Daniel B. Markind, Esq.
Weir and Partners, LLP
Two big states, California and Illinois, made news recently by issuing proposed regulations on hydraulic fracturing. Here’s some perspective on what these states are doing (and one similar state is not).
On Friday, November 15, the California Division of Oil, Gas and Geothermal Resources issued proposed regulations governing the process in California. The regulations, which also will cover “acidizing”, were promulgated following the passage earlier in the year of SB4, the State bill first regulating both processes.
Hydraulic Fracturing in the Monterey Shale Basin
One of the most important pieces of the regulations is that a State permit must be obtained to frack any well, and the neighbors must be notified at least 30 days in advance of any fracking. In addition, there are disclosure requirements for the chemicals used in the fracking, and monitoring requirements for adjacent groundwater.
California is home to the Monterey Shale Basin, which possibly could be one of the world’s largest oil fields. In addition to hydraulic fracturing, producers in California use a process called “acidizing”, in which powerful chemicals are poured down a well to open tiny channels in underground rocks. This process releases hydrocarbons, with the attendant environmental concerns.

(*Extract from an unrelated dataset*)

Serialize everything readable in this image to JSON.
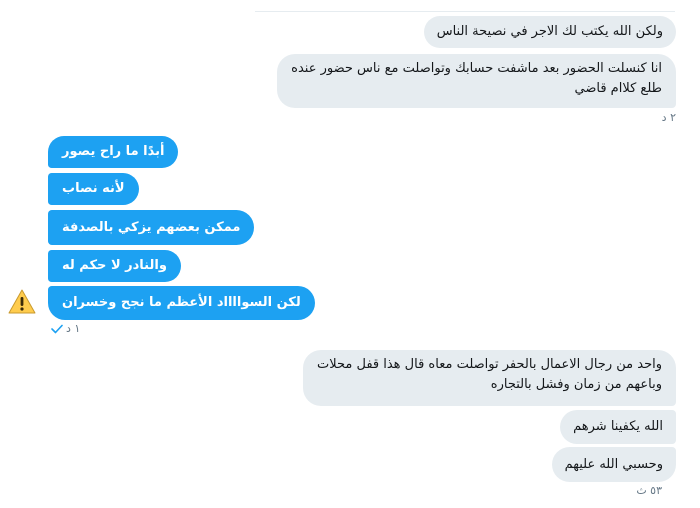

The regulations will not come into effect until January 2015, and may change. Currently, there is a 60 day period for public comment. Overall, while the regulations are significantly more stringent than previously contemplated, they generally were accepted by the industry. Catherine Rehels-Boyd, President of the Western States Petroleum Association, released a statement that .. “(t)hese regulations are extensive but strike the right balance that will result in an environmental platform which will ensure that the potential energy resources contained in the Monterey Shale formation can be responsibly developed.”

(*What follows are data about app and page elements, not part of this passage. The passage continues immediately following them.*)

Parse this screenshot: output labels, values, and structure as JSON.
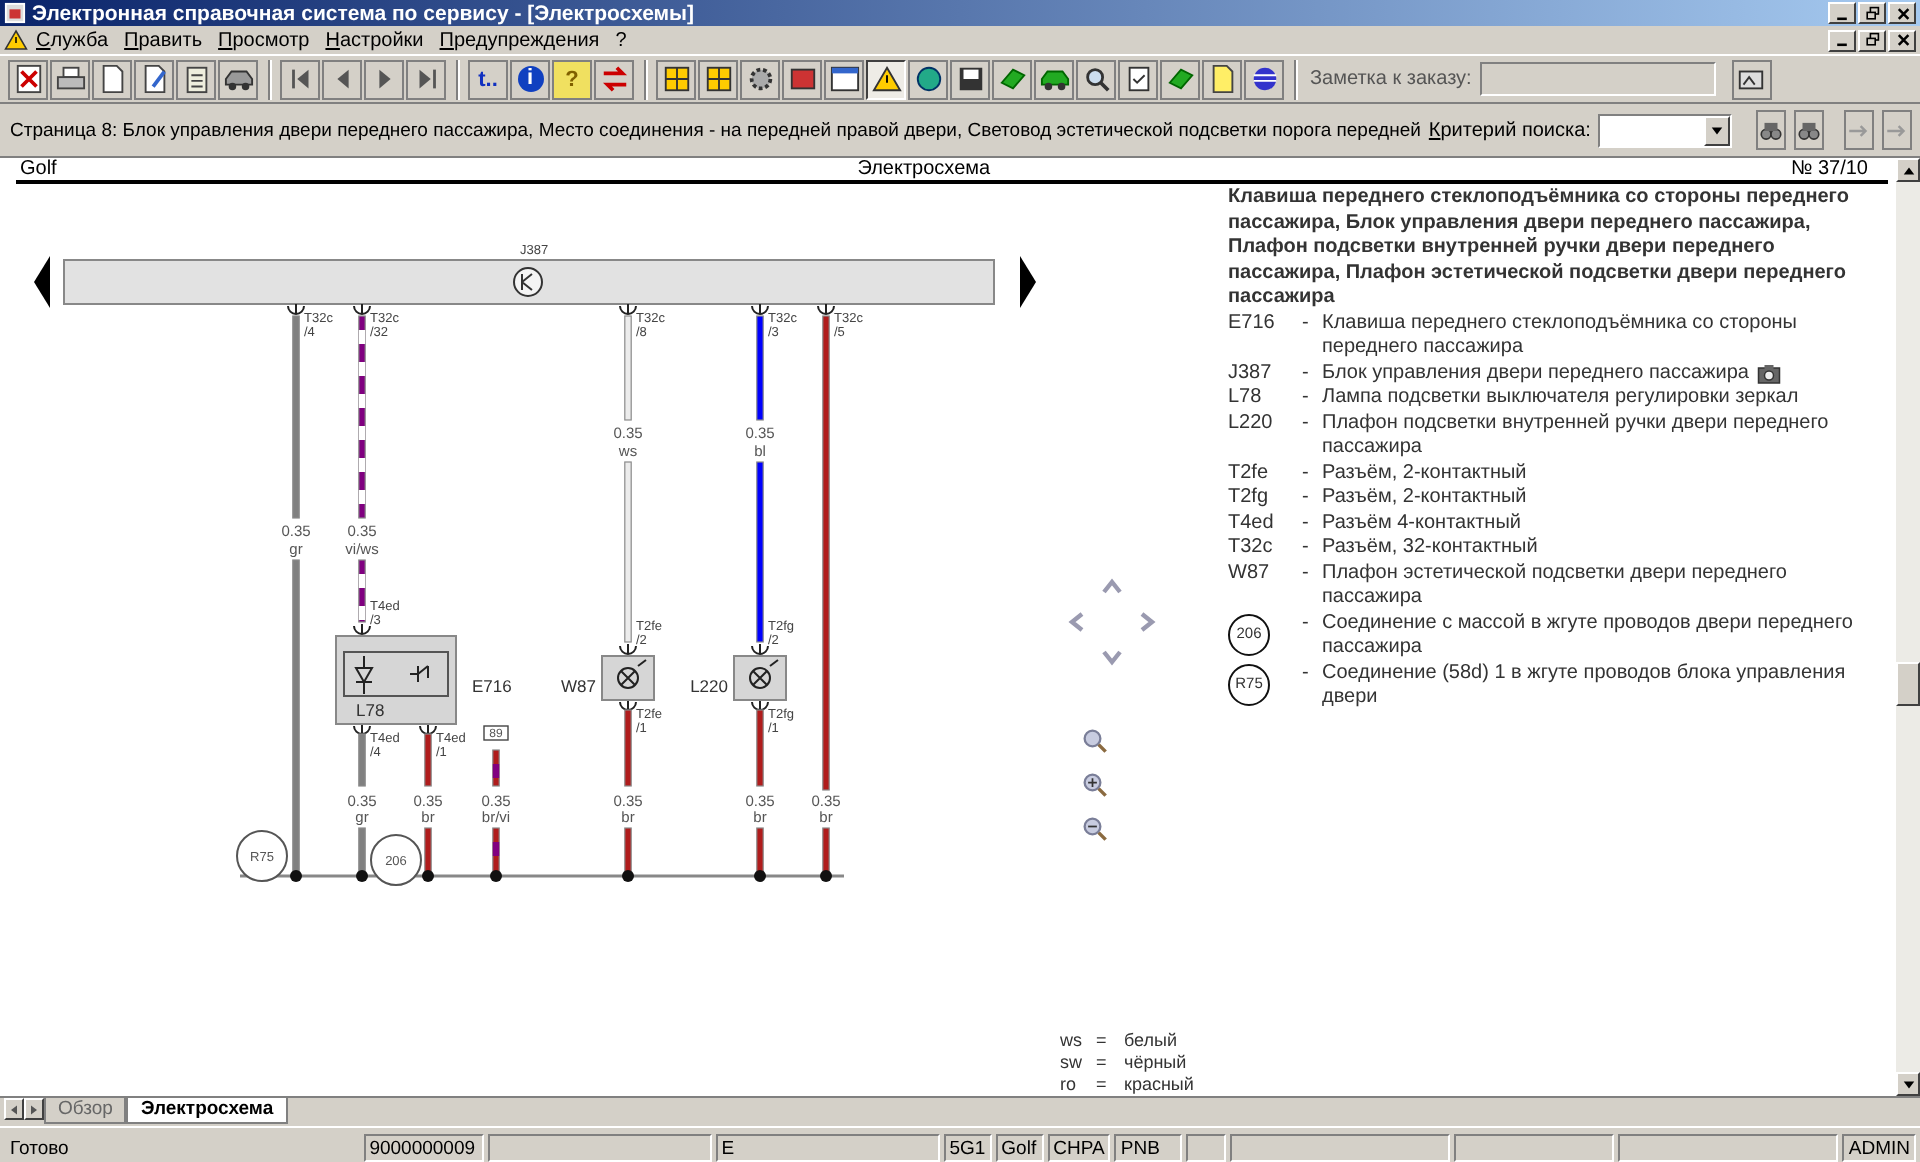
{
  "window": {
    "title": "Электронная справочная система по сервису - [Электросхемы]"
  },
  "menu": [
    "Служба",
    "Править",
    "Просмотр",
    "Настройки",
    "Предупреждения",
    "?"
  ],
  "toolbar": {
    "glyph_buttons": [
      "t..",
      "i",
      "?"
    ],
    "note_label": "Заметка к заказу:"
  },
  "info_bar": {
    "page_text": "Страница 8: Блок управления двери переднего пассажира, Место соединения - на передней правой двери, Световод эстетической подсветки порога передней",
    "search_label": "Критерий поиска:"
  },
  "document": {
    "header": {
      "left": "Golf",
      "center": "Электросхема",
      "right": "№ 37/10"
    },
    "diagram": {
      "control_unit": {
        "label": "J387"
      },
      "upper_wires": [
        {
          "connector": "T32c",
          "pin": "/4",
          "gauge": "0.35",
          "code": "gr",
          "color": "#808080"
        },
        {
          "connector": "T32c",
          "pin": "/32",
          "gauge": "0.35",
          "code": "vi/ws",
          "color": "#800080",
          "stripe": {
            "color": "#ffffff"
          },
          "end_connector": "T4ed",
          "end_pin": "/3"
        },
        {
          "connector": "T32c",
          "pin": "/8",
          "gauge": "0.35",
          "code": "ws",
          "color": "#ececec",
          "end_connector": "T2fe",
          "end_pin": "/2"
        },
        {
          "connector": "T32c",
          "pin": "/3",
          "gauge": "0.35",
          "code": "bl",
          "color": "#0000ff",
          "end_connector": "T2fg",
          "end_pin": "/2"
        },
        {
          "connector": "T32c",
          "pin": "/5",
          "color": "#b01c1c"
        }
      ],
      "lower_wires": [
        {
          "connector": "T4ed",
          "pin": "/4",
          "gauge": "0.35",
          "code": "gr",
          "color": "#808080"
        },
        {
          "connector": "T4ed",
          "pin": "/1",
          "gauge": "0.35",
          "code": "br",
          "color": "#b01c1c"
        },
        {
          "terminal": "89",
          "gauge": "0.35",
          "code": "br/vi",
          "color": "#b01c1c",
          "stripe": {
            "color": "#800080"
          }
        },
        {
          "connector": "T2fe",
          "pin": "/1",
          "gauge": "0.35",
          "code": "br",
          "color": "#b01c1c"
        },
        {
          "connector": "T2fg",
          "pin": "/1",
          "gauge": "0.35",
          "code": "br",
          "color": "#b01c1c"
        },
        {
          "gauge": "0.35",
          "code": "br",
          "color": "#b01c1c"
        }
      ],
      "components": [
        {
          "kind": "switch",
          "label": "E716",
          "sublabel": "L78"
        },
        {
          "kind": "lamp",
          "label": "W87"
        },
        {
          "kind": "lamp",
          "label": "L220"
        }
      ],
      "grounds": [
        {
          "label": "R75"
        },
        {
          "label": "206"
        }
      ]
    },
    "legend": {
      "title": "Клавиша переднего стеклоподъёмника со стороны переднего пассажира, Блок управления двери переднего пассажира, Плафон подсветки внутренней ручки двери переднего пассажира, Плафон эстетической подсветки двери переднего пассажира",
      "entries": [
        {
          "kind": "code",
          "code": "E716",
          "dash": "-",
          "text": "Клавиша переднего стеклоподъёмника со стороны переднего пассажира",
          "camera": false
        },
        {
          "kind": "code",
          "code": "J387",
          "dash": "-",
          "text": "Блок управления двери переднего пассажира",
          "camera": true
        },
        {
          "kind": "code",
          "code": "L78",
          "dash": "-",
          "text": "Лампа подсветки выключателя регулировки зеркал",
          "camera": false
        },
        {
          "kind": "code",
          "code": "L220",
          "dash": "-",
          "text": "Плафон подсветки внутренней ручки двери переднего пассажира",
          "camera": false
        },
        {
          "kind": "code",
          "code": "T2fe",
          "dash": "-",
          "text": "Разъём, 2-контактный",
          "camera": false
        },
        {
          "kind": "code",
          "code": "T2fg",
          "dash": "-",
          "text": "Разъём, 2-контактный",
          "camera": false
        },
        {
          "kind": "code",
          "code": "T4ed",
          "dash": "-",
          "text": "Разъём 4-контактный",
          "camera": false
        },
        {
          "kind": "code",
          "code": "T32c",
          "dash": "-",
          "text": "Разъём, 32-контактный",
          "camera": false
        },
        {
          "kind": "code",
          "code": "W87",
          "dash": "-",
          "text": "Плафон эстетической подсветки двери переднего пассажира",
          "camera": false
        },
        {
          "kind": "ground",
          "code": "206",
          "dash": "-",
          "text": "Соединение с массой в жгуте проводов двери переднего пассажира",
          "camera": false
        },
        {
          "kind": "ground",
          "code": "R75",
          "dash": "-",
          "text": "Соединение (58d) 1 в жгуте проводов блока управления двери",
          "camera": false
        }
      ]
    },
    "color_key": [
      {
        "code": "ws",
        "sep": "=",
        "name": "белый"
      },
      {
        "code": "sw",
        "sep": "=",
        "name": "чёрный"
      },
      {
        "code": "ro",
        "sep": "=",
        "name": "красный"
      }
    ]
  },
  "tabs": [
    {
      "label": "Обзор",
      "selected": false
    },
    {
      "label": "Электросхема",
      "selected": true
    }
  ],
  "status_bar": [
    "Готово",
    "9000000009",
    "E",
    "5G1",
    "Golf",
    "CHPA",
    "PNB",
    "ADMIN"
  ]
}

Until 2015, California regulators will use interim regulations very similar to those proposed. However, there will not be a requirement to obtain a permit before fracking a well. Instead, developers must certify to the State that their work complies with all applicable state rules and regulations.
Illinois Publishes Hydraulic Fracturing Regulations
At the same time as California, the Illinois Department of Natural Resources published its first set of proposed rules. The Illinois public comment period runs through January 3, 2014. Of interest in the Illinois regulations is the chemical disclosure section. That section requires the disclosure to the State of a complete and redacted list of chemicals even when claiming trade secrets, together with the reasons the company believes public disclosure would violate a trade secret. It will be the State of Illinois, not the company, who determines whether the chemical will be disclosed publicly or not.
In Pennsylvania, Royal Dutch Shell continues to debate whether or not to invest billions of dollars in an ethane cracker plant north of Pittsburgh. While Shell stated from the beginning that the final decision on whether or not to build the plant might take years, State officials were pleased to hear the company is continuing to evaluate moving forward, especially after Shell announced on October 28 that it would not immediately pursue shale development and was taking a $2,200,000,000 charge against earnings.
Ripple Effects of Hydraulic Fracturing
Meanwhile, the impacts of shale continue to ripple into industries such as transportation. This month, the aviation consulting firm of Mead & Hunt announced it was opening offices in Fargo and Bismarck, North Dakota. The firm has 25 offices nationally. Prior to the development of the Bakken Shale in Western North Dakota, it is hard to imagine any such firm choosing North Dakota, historically the least-visited state in the nation, as being a likely candidate for expansion. Thanks to shale, that’s all changed.
Meanwhile, outside of the United States an estimated 400 non-conventional wells may be drilled in 2014 according to the consulting firm Wood McKenzie, Ltd. Most of those wells will be in China. That figure, of course, represents just a fraction of those drilled in the United States. Still, the shale revolution is spreading around the globe, affecting energy markets internationally.
During Thanksgiving, many of you ate turkeys cooked in gas ovens fueled by the products of hydraulic fracturing, at lower costs than anyone thought possible five years ago. Five years from now, it is likely that what we discuss here is only the beginning.
Happy (belated) Thanksgiving.
Daniel B. Markind, Esq. is a partner and the Chair of the Business Group at Weir & Partners LLP. The views expressed are his alone and not necessarily those of the Firm. The provision and receipt of the information in this publication (a) should not be considered legal advice or any other kind of professional advice, (b) does not create a lawyer-client relationship or an agreement to provide legal services, and (c) should not be acted on without seeking professional counsel who have been informed of the specific facts. The content is designed for general information purpose only and is not guaranteed to be correct complete or up to date. Under the rules of certain jurisdictions, this communication may constitute “Attorney Advertising.” The determination of the need for legal services and the choice of a lawyer are extremely important decisions and should not be based solely upon advertisements or self-proclaimed expertise.